▶ ACTIVITY
All entries are to be given again verbatim.
DATA TO USE section start
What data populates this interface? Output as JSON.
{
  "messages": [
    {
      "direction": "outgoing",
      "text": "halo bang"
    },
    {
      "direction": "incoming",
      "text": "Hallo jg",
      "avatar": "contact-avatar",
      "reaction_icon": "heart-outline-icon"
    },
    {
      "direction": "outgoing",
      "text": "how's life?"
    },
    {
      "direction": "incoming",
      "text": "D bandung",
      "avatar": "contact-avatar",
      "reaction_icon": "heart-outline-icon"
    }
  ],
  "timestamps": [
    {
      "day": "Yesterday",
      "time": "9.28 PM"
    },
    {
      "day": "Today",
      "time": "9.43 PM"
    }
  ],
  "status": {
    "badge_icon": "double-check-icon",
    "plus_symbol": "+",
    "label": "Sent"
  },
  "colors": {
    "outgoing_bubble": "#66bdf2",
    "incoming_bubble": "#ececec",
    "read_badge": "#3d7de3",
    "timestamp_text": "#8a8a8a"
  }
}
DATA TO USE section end
▶ ANSWER TO THIS PROBLEM
What data populates this interface? Output as JSON.
{
  "messages": [
    {
      "direction": "outgoing",
      "text": "halo bang"
    },
    {
      "direction": "incoming",
      "text": "Hallo jg",
      "avatar": "contact-avatar",
      "reaction_icon": "heart-outline-icon"
    },
    {
      "direction": "outgoing",
      "text": "how's life?"
    },
    {
      "direction": "incoming",
      "text": "D bandung",
      "avatar": "contact-avatar",
      "reaction_icon": "heart-outline-icon"
    }
  ],
  "timestamps": [
    {
      "day": "Yesterday",
      "time": "9.28 PM"
    },
    {
      "day": "Today",
      "time": "9.43 PM"
    }
  ],
  "status": {
    "badge_icon": "double-check-icon",
    "plus_symbol": "+",
    "label": "Sent"
  },
  "colors": {
    "outgoing_bubble": "#66bdf2",
    "incoming_bubble": "#ececec",
    "read_badge": "#3d7de3",
    "timestamp_text": "#8a8a8a"
  }
}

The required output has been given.